Medication for depression or anxiety
You may have been prescribed antidepressants if you have moderate to severe depression or anxiety.
If you have low mood or mild depression, antidepressants won’t always work. Talking therapies like cognitive behavioural therapy (CBT) are usually recommended, although you’ll have to wait to get it.
How antidepressants help
Antidepressants affect how certain chemicals in your brain work. This can help you feel better so you can do other things, such as:
- talking to other people
- being active
- taking part in therapy
This is why they’re often prescribed alongside therapy, or while you’re waiting for therapy.
Read more about other ways of managing your depression
Antidepressants should start working soon after taking them
Your GP will prescribe the lowest dose necessary to help your depression or anxiety.
It usually takes around 2 weeks to notice the effects of antidepressants.
Speak to your GP if you don’t feel any better after 4 weeks. They may discuss with you increasing the dose, changing the type of antidepressant, or suggest another treatment.
You should not change the dose yourself without talking to your GP.
Antidepressants are usually prescribed for 6 months to prevent depression returning when you stop taking them. A longer course may be recommended if you’ve had depression before.
Antidepressants don’t have the severe side effects they had years ago. They won’t make you feel high. They aren’t tranquilisers and don’t cause addiction.
Common side effects of antidepressants are mild in most cases and include:
- feeling sick
- diarrhoea or constipation
- problems sleeping
- problems with sex
- dry mouth
- feeling agitated or anxious
The charity MIND has a full list of the different types of antidepressants and their side effects.
Side effects are common when you first start taking antidepressants. They should improve as your body gets used to the medication. This can take a few weeks.
Speak to your GP if the side effects don’t improve.
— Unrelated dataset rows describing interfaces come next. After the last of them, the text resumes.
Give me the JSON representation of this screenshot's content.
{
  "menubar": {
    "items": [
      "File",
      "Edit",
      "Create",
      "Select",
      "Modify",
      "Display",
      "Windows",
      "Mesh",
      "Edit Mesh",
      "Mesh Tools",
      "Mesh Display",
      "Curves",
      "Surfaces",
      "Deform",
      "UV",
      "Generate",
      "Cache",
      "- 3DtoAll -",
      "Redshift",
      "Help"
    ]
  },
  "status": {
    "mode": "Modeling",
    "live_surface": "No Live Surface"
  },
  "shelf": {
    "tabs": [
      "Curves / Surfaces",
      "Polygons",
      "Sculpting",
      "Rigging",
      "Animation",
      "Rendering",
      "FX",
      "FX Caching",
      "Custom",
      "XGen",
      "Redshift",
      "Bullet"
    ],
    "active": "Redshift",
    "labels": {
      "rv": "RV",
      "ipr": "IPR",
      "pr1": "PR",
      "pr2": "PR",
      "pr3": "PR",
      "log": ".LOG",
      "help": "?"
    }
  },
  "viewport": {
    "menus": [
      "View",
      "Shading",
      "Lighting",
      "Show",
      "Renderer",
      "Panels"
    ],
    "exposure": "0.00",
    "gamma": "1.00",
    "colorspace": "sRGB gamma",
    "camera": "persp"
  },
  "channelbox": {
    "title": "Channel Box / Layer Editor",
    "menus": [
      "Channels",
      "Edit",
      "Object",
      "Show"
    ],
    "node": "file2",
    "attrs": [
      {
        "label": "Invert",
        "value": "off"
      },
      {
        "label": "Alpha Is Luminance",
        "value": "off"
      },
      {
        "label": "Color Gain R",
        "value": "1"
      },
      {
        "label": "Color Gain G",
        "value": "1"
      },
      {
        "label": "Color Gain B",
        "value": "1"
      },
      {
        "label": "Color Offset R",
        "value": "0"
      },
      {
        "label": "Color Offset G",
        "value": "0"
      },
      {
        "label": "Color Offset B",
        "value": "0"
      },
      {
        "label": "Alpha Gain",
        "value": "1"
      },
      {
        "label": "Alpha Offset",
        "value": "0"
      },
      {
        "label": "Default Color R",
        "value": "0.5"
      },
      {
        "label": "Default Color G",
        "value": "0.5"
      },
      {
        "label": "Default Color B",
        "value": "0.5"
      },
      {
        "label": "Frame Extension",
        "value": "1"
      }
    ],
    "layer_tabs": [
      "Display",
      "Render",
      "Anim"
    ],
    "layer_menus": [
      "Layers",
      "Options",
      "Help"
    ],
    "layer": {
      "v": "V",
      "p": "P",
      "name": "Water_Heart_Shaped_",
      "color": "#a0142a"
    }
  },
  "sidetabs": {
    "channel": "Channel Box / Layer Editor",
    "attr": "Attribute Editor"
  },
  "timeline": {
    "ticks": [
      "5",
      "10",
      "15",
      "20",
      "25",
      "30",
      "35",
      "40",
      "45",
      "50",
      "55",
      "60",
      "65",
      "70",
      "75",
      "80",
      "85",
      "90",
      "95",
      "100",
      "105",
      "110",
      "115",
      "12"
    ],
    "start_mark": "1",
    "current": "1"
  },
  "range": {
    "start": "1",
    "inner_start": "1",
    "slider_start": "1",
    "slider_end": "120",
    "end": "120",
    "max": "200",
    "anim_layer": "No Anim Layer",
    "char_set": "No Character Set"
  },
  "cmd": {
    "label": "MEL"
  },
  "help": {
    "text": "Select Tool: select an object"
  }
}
You can discuss whether another type of antidepressant might be better.
Some studies have shown a small increased risk of suicide with some antidepressants. This is most common in teenagers. Speak to your GP immediately if you have severe side effects or experience suicidal thoughts.
Renewing your prescription for antidepressants
At first you’ll need an appointment with your GP for repeat prescriptions. This is so you can discuss how you’re feeling, how medication is working and any side effects.
You should then be able to collect repeat prescriptions without seeing your GP.
How to stop taking antidepressants
You shouldn’t suddenly stop taking antidepressants. They can cause withdrawal symptoms, like anxiety and dizziness.
In most people these are mild and pass within a few days. In some people the depression can come back.
You should gradually stop taking antidepressants. This might mean:
- reducing the dose
- taking them every other day (if you’re already on a low dose)
Speak to your doctor if you plan to stop taking your antidepressants.
How you feel when you stop taking antidepressants
It’s difficult to know how you might feel when you stop taking antidepressants.
Antidepressants don’t cure depression or anxiety, they ease the symptoms.
For some people their mood gradually worsens and they need to take medication for longer. For others, the feelings of depression or anxiety will have passed and they continue to feel better.
How you feel will depend on things like what’s caused your depression or anxiety and whether other treatments have helped.
Some people prefer to take natural medicines. However, there’s no evidence for many of the herbal remedies suggested for depression on the internet.
There's some evidence that a herbal medicine called St John’s wort can help depression in some people, but it can cause serious problems if taken with other medecines, including:
- the contraceptive pill
Speak to your GP if you plan to take any herbal medicine and you’re already taking medication for another condition.